Assigned task: Which lines of the entries below contain the string "this"? Copy each one.

Source material:
###
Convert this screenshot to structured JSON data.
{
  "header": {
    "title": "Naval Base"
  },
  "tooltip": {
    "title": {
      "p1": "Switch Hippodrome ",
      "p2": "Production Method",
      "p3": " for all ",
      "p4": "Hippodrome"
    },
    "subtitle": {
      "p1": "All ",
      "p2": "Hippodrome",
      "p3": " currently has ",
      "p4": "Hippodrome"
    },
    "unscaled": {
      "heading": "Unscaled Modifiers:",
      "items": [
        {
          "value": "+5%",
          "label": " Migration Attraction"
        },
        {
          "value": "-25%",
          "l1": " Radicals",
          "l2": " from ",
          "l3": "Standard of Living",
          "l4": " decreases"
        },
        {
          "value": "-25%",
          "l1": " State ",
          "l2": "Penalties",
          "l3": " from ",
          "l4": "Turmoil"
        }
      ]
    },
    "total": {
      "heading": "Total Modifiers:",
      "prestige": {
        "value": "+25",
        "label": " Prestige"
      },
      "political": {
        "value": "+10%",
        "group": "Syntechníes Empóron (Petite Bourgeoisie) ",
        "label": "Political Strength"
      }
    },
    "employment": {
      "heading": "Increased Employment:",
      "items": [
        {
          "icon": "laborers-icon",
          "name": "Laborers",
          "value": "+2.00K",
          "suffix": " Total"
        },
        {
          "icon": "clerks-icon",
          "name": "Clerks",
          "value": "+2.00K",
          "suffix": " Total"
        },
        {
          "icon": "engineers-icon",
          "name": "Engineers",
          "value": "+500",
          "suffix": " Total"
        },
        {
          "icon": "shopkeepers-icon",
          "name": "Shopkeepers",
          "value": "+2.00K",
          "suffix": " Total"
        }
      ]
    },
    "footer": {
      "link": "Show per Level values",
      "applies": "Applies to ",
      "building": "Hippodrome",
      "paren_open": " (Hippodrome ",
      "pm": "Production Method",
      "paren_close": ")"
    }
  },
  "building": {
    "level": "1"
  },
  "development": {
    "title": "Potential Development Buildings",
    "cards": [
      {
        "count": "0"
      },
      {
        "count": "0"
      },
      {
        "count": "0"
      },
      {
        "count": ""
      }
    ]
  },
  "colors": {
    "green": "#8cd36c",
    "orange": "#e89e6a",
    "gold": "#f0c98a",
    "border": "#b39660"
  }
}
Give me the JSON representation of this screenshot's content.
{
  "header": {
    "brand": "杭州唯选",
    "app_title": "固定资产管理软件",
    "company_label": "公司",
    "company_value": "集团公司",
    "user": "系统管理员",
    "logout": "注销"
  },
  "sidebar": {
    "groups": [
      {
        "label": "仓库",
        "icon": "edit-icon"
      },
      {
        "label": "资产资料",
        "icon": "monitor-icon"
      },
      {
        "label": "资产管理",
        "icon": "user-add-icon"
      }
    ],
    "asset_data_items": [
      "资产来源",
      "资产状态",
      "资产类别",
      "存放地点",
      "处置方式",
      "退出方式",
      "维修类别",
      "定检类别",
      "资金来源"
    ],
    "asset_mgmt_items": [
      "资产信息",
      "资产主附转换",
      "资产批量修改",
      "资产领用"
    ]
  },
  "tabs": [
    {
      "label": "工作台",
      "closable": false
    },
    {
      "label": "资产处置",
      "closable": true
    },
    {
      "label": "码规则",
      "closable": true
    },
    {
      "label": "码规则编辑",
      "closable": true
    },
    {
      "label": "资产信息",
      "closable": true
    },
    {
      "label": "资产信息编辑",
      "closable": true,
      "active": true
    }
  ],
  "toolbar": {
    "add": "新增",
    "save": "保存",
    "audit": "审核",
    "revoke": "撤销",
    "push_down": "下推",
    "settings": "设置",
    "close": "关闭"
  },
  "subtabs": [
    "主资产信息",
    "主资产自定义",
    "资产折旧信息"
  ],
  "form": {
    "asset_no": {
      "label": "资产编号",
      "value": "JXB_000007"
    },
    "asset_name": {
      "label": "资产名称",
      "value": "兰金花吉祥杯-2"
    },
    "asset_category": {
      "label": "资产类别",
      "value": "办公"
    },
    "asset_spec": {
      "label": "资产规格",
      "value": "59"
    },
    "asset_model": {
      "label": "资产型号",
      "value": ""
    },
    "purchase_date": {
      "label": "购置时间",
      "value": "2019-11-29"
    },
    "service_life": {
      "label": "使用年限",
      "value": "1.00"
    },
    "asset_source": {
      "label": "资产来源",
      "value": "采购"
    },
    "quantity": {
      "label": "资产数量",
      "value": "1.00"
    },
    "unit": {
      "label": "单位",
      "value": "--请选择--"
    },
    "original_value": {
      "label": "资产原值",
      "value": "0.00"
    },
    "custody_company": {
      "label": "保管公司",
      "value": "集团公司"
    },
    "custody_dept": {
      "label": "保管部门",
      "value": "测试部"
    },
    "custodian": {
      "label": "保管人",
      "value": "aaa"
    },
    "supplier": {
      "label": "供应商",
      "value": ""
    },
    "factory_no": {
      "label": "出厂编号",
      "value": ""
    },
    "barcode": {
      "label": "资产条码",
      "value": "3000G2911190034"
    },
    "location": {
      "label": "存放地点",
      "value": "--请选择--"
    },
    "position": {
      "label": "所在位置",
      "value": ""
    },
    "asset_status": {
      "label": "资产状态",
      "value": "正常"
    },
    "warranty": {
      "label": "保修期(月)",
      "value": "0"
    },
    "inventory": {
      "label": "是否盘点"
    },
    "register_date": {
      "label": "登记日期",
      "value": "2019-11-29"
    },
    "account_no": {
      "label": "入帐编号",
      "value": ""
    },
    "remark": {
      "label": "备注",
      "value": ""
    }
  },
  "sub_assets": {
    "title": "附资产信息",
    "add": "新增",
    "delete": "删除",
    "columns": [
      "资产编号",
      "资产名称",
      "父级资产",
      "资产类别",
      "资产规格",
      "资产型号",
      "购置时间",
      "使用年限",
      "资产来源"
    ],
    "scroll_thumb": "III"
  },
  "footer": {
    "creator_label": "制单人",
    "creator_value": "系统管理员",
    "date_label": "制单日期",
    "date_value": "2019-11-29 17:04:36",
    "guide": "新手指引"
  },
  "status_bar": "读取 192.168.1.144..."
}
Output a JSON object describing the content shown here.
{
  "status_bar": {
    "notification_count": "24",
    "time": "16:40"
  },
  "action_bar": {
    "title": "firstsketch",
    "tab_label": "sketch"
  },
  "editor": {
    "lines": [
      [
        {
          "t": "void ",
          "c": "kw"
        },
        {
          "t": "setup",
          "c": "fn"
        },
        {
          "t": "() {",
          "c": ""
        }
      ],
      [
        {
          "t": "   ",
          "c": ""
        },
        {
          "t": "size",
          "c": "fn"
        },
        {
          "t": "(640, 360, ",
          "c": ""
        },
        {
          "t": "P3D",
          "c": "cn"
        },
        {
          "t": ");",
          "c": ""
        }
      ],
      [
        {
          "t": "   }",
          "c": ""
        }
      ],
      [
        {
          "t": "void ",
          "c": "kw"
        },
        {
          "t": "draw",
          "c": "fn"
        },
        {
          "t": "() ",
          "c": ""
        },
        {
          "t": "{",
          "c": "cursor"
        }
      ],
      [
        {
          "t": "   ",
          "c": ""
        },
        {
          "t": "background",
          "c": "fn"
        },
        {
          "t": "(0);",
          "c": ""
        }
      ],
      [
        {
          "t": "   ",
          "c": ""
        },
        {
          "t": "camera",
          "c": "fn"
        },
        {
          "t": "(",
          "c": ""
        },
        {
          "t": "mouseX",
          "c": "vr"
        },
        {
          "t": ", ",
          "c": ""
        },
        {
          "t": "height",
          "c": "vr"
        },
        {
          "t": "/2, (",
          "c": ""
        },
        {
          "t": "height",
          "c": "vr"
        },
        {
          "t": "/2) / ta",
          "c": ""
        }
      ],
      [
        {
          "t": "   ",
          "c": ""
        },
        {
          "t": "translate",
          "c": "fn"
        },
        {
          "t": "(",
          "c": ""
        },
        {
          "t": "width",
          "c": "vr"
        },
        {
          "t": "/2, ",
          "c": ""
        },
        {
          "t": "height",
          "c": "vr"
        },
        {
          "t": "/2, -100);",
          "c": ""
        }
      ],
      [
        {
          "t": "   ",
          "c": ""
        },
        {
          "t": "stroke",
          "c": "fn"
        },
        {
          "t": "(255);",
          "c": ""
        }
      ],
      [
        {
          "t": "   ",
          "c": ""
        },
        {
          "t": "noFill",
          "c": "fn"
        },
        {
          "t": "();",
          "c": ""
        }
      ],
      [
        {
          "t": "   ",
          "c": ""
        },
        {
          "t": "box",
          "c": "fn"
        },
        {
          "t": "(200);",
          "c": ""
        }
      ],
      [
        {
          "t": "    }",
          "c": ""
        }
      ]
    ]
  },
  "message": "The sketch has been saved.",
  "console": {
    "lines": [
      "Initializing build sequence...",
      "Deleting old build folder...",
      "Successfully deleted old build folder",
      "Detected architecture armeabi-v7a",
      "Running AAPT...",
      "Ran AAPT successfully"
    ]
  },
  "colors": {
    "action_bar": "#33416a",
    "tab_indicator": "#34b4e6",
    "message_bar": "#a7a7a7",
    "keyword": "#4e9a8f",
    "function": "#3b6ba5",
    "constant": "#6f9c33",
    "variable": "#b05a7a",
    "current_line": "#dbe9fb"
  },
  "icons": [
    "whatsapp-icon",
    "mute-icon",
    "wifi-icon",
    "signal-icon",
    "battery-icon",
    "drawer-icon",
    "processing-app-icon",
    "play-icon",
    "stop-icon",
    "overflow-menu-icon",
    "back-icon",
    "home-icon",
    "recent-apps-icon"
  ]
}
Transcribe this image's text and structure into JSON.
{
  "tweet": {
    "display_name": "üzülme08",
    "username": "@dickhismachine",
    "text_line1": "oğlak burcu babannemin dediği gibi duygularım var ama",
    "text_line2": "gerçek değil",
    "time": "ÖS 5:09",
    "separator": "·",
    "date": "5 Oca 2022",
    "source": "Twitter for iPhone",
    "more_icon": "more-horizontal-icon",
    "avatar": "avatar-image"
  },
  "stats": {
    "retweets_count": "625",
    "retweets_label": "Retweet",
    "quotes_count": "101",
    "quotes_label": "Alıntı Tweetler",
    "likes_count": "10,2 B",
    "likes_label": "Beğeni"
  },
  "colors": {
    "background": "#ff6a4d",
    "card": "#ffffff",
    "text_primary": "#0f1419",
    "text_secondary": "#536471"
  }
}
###
Answer box:
Convert this screenshot to structured JSON data.
Give me the JSON representation of this screenshot's content.
Transcribe this image's text and structure into JSON.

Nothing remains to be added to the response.